The substitution, $\displaystyle b_k=\frac{a_k}{k},\,$ reducs the required inequality to

(1)

$\displaystyle 1\ge \prod_{k=1}^{n}b_k+\prod_{k=1}^{n}(1-b_k),\;$ $(0\le b_k\le 1.)$

• For $n=1,\,$ (1) is true.

• For the inductive step, assume that (1) is true for $n=m,\,$ for some positive integer $m.$

• Let $n=m+1.\,$ Since $0\le b_{m+1}\le 1,\,$ we have $\displaystyle \prod_{k=1}^{m+1}b_k\le\prod_{k=1}^{m}b_k\,$ and $\displaystyle \prod_{k=1}^{m+1}(1-b_k)\le\prod_{k=1}^{m}(1-b_k)\,$ such that

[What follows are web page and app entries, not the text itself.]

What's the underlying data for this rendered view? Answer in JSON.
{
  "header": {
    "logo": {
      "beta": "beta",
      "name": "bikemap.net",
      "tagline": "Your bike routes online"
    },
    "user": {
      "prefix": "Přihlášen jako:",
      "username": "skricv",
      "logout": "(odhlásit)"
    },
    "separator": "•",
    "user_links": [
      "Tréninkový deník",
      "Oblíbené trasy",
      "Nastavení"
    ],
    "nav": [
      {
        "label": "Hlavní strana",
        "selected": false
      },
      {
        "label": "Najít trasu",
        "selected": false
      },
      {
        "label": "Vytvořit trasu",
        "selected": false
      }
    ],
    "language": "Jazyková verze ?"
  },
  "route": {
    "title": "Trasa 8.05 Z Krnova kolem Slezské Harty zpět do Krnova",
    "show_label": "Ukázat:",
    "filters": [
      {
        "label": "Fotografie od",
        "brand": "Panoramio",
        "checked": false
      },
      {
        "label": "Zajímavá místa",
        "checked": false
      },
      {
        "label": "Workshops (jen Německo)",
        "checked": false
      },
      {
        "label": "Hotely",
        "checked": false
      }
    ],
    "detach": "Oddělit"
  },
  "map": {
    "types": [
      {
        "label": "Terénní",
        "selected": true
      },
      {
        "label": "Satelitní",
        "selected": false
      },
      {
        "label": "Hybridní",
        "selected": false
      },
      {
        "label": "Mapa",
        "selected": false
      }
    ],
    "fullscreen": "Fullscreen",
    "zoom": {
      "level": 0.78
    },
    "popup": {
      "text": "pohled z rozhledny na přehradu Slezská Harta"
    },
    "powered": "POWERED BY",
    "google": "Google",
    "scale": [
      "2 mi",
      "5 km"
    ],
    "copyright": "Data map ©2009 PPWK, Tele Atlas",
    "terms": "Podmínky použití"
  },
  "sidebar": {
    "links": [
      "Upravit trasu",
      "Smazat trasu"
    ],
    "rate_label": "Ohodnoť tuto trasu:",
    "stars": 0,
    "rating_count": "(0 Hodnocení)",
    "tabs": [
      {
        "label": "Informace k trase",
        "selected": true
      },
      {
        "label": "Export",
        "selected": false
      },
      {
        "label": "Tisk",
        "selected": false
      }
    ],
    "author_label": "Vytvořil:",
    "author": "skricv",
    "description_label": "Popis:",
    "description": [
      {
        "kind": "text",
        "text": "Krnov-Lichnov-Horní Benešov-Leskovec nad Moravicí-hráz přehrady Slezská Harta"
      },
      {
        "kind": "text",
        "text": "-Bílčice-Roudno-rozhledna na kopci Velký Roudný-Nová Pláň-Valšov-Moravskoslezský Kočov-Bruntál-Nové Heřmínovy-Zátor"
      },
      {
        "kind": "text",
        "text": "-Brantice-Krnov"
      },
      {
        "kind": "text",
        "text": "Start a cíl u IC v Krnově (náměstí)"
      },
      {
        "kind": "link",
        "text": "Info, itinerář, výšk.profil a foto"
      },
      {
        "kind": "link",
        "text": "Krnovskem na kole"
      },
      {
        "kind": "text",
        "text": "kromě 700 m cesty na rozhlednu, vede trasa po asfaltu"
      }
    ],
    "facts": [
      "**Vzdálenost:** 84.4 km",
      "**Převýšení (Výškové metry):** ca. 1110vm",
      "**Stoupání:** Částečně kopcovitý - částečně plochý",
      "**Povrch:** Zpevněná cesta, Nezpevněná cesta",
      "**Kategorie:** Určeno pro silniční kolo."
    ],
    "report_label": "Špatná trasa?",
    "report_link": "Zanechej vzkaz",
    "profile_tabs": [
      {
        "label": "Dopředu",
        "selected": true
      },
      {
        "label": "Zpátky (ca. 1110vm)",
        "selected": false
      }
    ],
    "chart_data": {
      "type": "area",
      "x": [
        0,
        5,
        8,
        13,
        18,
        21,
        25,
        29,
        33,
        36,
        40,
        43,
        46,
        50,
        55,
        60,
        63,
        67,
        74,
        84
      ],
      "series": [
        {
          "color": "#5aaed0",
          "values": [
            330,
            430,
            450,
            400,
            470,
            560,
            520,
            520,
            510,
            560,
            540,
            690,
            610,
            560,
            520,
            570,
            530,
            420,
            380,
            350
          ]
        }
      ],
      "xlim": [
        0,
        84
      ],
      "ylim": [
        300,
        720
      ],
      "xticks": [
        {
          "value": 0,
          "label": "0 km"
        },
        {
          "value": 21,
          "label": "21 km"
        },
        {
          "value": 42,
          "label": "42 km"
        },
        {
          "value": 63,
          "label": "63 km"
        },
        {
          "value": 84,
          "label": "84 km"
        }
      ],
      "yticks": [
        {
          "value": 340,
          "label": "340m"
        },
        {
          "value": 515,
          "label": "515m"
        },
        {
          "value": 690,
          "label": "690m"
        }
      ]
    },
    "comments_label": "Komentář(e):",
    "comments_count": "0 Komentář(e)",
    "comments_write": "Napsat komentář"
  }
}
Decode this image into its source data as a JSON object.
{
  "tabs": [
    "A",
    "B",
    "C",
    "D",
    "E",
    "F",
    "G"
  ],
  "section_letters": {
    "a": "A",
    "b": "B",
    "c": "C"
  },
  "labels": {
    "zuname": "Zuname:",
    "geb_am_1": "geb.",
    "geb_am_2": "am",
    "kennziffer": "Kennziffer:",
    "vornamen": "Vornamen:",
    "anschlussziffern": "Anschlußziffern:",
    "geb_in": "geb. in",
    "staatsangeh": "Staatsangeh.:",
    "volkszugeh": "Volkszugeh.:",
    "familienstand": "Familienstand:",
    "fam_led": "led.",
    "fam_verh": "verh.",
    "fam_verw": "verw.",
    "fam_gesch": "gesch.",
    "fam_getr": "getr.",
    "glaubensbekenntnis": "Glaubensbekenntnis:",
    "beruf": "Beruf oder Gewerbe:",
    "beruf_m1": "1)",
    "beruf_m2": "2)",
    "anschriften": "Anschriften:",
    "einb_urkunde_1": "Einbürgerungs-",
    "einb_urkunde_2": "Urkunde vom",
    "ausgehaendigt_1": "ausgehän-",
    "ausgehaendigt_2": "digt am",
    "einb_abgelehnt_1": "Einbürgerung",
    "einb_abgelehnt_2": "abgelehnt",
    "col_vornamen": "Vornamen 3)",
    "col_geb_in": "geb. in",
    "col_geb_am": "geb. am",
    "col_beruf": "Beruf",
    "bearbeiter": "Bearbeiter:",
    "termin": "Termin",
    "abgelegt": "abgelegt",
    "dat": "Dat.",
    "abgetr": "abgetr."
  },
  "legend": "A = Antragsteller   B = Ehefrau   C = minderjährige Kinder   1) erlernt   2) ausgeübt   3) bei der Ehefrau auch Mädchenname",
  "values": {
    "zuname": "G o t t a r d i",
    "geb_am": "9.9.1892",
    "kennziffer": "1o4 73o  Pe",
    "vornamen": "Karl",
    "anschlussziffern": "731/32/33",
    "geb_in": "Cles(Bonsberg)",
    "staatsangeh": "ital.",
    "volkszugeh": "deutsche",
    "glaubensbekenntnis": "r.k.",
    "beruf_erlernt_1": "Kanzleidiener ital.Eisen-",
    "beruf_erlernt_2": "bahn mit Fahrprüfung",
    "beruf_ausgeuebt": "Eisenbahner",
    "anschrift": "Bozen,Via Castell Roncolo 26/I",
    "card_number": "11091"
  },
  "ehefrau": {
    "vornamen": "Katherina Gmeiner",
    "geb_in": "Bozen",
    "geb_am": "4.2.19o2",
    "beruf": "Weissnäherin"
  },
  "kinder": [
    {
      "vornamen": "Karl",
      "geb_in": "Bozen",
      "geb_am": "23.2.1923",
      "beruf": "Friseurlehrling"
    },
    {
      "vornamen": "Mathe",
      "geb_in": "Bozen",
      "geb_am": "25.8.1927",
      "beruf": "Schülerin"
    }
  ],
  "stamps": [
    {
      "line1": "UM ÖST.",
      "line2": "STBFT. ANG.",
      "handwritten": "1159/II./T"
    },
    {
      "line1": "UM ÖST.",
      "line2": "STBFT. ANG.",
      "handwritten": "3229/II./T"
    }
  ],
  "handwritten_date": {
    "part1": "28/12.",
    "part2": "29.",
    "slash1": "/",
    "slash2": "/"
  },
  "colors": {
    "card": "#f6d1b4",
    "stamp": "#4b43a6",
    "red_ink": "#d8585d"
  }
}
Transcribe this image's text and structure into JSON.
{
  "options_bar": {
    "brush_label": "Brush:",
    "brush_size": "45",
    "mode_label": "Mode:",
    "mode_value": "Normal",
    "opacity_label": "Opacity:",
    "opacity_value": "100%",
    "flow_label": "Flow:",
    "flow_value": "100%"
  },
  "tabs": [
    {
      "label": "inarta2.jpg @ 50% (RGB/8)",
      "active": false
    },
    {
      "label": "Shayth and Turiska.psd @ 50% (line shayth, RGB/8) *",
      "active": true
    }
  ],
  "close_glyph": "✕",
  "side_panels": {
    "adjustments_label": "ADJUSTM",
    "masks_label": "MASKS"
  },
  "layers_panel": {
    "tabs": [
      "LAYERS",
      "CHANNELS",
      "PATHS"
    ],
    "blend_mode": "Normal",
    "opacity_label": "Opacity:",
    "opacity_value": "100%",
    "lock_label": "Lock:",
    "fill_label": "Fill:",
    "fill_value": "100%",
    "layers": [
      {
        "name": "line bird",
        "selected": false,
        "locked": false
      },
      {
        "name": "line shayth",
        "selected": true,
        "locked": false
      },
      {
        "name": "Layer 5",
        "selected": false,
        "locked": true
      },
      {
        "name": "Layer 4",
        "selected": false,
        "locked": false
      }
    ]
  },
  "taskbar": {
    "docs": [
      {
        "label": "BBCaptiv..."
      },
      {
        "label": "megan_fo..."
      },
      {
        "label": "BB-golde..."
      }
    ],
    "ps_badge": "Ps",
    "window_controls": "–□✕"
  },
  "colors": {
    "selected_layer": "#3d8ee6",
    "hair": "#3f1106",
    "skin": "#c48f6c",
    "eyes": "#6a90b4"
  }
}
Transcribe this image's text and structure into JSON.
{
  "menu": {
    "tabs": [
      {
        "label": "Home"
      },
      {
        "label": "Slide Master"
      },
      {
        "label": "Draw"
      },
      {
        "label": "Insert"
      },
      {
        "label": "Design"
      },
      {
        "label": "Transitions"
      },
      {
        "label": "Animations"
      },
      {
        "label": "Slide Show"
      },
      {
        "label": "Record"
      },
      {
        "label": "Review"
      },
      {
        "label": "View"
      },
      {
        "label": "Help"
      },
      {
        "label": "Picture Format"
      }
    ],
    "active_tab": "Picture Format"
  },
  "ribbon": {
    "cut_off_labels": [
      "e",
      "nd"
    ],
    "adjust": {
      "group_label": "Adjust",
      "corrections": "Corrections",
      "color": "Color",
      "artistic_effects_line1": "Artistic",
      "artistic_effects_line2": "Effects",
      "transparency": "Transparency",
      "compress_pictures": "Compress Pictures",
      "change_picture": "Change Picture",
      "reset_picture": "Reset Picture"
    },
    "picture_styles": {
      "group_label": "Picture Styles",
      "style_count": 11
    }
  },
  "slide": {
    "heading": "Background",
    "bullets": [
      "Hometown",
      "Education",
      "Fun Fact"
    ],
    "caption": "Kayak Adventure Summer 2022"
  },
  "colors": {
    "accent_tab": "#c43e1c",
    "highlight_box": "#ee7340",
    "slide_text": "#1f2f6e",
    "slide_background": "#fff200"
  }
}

$\displaystyle \prod_{k=1}^{m+1}b_k+\prod_{k=1}^{m+1}(1-b_k)\le \prod_{k=1}^{m}b_k+\prod_{k=1}^{m}(1-b_k)\le 1.$

Acknowledgment

The problem in integers has been kindly posted at the CutTheKnotMath facebook page by Dorin Marghidanu, followed by Leo Giugiuc's comment with a solution (Solution 1), followed by Dorin Marghidanu's solution (Solution 2) and Marian Dinca's generalization and solution (Solution 3). Solution 4 is by Rachid El Moussaoui; Solution 5 is by Sami Fersi; Solution 6 is by Lampros Katsapas